Background: Gastric cancer is the most frequently diagnosed malignancy in Japan. The possible relationship between Helicobacter pylori infection and gastric cancer in Japan was evaluated.
Methods: H. pylori infection was identified by the presence of anti-H. pylori IgG. The frequency of H. pylori infection was compared in 213 patients with gastric cancer and the same number of asymptomatic control subjects matched for age and sex.
Results: The presence of IgG antibody to H. pylori was significantly more prevalent (P < 0.001) in those with gastric cancer compared with asymptomatic control subjects (88.2% versus 74.6%). H. pylori positive rates were significantly greater in patients with the intestinal type (90.4%, P < 0.001) and diffuse type (86.4%, P < 0.05) of gastric cancer than in control subjects. Ninety-three percent of the patients with early gastric cancer tested positive for H. pylori (P < 0.001 compared with control subjects), whereas no significant difference was observed between those with advanced gastric cancer and control subjects.
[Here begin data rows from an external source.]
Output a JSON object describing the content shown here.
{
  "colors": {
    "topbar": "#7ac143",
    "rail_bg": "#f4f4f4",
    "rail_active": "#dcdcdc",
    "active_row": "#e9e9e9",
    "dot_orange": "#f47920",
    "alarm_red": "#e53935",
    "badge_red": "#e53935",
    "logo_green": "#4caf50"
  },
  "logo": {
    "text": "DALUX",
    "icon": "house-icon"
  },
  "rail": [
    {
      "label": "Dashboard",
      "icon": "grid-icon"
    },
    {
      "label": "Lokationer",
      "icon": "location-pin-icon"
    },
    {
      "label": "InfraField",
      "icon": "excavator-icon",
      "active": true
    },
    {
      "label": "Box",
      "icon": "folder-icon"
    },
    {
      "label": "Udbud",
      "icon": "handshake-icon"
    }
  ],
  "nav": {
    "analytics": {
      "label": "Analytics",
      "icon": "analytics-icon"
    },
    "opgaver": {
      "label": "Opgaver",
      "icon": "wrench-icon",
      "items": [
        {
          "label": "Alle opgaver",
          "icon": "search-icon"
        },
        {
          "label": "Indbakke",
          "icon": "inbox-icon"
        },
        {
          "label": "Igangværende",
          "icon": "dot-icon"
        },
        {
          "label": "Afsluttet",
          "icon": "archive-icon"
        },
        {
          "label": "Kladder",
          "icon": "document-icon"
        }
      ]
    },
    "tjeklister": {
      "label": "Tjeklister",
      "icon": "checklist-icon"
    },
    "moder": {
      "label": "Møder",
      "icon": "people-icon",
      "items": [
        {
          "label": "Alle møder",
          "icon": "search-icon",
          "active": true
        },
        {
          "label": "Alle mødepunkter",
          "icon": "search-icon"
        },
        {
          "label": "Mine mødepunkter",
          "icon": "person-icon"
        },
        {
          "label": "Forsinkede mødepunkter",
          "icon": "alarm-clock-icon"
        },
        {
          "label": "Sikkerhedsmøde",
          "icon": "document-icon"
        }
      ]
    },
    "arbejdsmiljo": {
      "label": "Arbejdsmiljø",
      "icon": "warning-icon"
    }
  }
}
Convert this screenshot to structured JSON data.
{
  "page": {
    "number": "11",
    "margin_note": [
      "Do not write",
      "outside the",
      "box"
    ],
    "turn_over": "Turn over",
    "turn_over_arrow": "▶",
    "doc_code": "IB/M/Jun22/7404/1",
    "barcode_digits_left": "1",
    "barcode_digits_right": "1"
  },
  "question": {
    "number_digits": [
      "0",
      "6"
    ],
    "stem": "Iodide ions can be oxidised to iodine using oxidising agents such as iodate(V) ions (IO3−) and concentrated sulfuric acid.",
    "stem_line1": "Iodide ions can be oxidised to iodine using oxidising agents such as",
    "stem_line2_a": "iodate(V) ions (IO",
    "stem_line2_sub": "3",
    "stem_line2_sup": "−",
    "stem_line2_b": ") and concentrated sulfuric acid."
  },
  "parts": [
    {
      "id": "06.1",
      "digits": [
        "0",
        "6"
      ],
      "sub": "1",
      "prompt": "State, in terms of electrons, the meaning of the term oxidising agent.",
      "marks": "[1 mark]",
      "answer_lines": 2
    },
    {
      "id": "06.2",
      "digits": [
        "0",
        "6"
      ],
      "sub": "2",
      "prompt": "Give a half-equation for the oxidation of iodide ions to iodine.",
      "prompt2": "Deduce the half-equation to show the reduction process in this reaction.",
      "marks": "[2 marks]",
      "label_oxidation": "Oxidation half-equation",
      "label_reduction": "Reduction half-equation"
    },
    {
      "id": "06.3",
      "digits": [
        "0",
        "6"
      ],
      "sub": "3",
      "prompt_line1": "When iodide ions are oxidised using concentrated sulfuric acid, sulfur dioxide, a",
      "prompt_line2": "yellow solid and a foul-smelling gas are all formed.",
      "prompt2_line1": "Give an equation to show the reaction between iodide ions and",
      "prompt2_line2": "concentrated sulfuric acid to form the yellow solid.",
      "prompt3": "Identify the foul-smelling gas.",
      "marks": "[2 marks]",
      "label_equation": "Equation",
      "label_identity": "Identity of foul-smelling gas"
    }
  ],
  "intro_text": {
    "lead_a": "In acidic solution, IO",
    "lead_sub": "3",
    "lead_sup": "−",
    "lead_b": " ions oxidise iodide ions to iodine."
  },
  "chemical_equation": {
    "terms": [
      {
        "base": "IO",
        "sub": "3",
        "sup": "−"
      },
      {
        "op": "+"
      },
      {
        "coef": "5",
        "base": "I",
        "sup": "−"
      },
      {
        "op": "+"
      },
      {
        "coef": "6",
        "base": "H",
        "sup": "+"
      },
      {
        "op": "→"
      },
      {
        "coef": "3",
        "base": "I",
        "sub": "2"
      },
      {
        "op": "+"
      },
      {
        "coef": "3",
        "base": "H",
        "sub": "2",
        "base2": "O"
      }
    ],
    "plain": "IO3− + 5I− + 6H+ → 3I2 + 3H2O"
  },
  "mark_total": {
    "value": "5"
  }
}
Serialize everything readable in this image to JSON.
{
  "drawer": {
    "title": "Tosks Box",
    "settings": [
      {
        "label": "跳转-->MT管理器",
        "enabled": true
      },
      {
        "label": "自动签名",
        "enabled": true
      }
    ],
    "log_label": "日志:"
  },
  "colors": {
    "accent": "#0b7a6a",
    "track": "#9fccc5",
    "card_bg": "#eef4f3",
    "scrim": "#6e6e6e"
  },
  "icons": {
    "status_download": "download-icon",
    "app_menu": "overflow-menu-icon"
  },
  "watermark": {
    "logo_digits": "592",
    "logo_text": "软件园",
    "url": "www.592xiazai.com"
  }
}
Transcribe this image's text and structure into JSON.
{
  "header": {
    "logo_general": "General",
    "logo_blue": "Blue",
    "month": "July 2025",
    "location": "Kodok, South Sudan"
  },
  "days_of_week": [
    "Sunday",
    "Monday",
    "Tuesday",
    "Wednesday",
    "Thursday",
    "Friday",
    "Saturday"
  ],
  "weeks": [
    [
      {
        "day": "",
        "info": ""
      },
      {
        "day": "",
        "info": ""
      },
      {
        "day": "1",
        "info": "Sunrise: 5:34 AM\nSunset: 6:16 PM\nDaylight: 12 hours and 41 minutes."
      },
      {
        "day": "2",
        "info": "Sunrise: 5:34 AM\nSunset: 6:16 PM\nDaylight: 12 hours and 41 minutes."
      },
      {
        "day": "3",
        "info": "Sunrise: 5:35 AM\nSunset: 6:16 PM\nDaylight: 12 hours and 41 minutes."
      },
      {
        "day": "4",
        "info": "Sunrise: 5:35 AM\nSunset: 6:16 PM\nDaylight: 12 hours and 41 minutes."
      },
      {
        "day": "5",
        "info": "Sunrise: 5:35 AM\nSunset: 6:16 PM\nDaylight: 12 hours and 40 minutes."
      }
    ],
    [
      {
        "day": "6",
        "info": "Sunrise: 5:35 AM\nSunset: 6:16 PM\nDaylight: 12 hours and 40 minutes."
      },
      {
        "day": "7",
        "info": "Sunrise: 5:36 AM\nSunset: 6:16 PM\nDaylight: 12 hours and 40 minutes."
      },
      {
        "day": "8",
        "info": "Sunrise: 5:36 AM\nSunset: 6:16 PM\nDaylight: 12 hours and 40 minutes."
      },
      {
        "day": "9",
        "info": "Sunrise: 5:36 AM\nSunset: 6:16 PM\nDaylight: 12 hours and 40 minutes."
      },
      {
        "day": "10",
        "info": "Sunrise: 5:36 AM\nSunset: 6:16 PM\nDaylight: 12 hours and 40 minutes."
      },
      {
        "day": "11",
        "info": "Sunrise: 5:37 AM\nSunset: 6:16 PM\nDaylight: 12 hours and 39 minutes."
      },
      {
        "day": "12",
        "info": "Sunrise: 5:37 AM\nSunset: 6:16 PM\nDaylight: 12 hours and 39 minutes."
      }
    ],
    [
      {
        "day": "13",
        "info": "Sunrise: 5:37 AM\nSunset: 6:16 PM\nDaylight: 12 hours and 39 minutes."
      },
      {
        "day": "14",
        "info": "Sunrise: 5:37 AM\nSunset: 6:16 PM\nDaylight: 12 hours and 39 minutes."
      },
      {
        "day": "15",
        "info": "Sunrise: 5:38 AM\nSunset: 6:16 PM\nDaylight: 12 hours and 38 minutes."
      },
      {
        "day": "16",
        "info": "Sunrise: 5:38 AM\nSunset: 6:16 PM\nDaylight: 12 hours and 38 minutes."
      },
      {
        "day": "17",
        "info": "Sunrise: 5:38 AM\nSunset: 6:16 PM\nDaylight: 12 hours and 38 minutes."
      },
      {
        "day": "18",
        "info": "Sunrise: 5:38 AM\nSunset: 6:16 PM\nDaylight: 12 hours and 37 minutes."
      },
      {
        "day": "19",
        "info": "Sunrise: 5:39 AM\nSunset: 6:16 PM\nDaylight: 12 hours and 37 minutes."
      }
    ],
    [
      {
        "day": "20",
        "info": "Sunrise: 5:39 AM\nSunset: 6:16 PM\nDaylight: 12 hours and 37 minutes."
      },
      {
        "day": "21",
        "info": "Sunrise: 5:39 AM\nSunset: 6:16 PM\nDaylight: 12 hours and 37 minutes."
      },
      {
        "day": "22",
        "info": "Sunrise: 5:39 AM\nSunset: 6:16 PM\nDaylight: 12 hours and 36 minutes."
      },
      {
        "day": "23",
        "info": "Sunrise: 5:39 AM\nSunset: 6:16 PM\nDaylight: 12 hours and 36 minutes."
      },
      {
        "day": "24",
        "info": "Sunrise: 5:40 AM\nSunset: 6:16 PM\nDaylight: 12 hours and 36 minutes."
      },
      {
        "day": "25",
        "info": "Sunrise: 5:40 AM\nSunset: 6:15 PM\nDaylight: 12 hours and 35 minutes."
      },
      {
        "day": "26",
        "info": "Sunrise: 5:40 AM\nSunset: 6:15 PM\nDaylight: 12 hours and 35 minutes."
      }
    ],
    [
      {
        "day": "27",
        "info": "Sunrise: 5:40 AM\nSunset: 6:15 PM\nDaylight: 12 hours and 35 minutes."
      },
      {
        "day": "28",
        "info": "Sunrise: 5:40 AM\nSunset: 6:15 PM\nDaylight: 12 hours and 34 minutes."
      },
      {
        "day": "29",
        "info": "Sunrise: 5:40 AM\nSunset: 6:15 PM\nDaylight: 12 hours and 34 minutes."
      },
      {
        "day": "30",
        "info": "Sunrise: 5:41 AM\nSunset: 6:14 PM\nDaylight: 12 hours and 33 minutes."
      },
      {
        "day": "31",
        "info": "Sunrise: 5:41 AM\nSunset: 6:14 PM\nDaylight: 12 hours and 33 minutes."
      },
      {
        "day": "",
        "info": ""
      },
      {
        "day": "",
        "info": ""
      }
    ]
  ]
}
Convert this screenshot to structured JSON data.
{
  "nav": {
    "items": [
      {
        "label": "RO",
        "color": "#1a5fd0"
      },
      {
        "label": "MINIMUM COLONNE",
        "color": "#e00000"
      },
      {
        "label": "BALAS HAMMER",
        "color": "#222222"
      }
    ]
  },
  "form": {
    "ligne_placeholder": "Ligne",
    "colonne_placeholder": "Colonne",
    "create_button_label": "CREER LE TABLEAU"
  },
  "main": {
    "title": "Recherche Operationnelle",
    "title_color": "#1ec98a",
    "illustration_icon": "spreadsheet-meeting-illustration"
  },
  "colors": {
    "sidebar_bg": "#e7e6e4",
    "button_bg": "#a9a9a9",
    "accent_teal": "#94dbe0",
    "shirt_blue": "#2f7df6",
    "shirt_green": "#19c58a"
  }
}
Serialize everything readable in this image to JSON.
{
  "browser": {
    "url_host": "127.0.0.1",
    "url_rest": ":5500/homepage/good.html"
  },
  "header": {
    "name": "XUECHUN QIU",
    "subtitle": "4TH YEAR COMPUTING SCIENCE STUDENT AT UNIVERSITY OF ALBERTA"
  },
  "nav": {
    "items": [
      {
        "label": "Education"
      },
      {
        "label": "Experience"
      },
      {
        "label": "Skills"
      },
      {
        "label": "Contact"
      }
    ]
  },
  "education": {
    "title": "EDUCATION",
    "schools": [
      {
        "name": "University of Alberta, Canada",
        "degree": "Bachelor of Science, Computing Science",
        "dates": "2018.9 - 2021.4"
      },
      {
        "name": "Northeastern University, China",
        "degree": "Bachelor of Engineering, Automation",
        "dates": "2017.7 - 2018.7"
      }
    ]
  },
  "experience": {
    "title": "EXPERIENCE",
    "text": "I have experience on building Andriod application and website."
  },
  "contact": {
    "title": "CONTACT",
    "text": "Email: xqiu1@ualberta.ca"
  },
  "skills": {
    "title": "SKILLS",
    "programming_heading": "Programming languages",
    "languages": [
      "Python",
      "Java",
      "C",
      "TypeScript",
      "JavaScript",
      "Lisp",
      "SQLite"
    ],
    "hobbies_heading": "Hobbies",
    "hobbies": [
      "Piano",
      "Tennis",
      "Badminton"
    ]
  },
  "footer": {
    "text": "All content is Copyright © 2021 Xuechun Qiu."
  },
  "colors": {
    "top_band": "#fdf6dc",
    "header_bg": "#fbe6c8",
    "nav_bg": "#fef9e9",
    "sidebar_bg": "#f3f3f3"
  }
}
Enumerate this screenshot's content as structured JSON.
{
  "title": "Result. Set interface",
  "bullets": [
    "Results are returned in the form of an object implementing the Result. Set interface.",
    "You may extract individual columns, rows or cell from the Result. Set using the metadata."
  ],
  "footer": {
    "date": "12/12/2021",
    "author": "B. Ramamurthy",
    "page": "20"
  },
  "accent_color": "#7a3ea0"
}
The intestinal type of early gastric cancer showed only the significantly increased frequency of high titer (optical density > 1.50) of H. pylori IgG antibody (P < 0.001) compared with control subjects without cancer.
Conclusions: These results suggest that H. pylori infection may be associated with the development of early gastric cancer in Japan.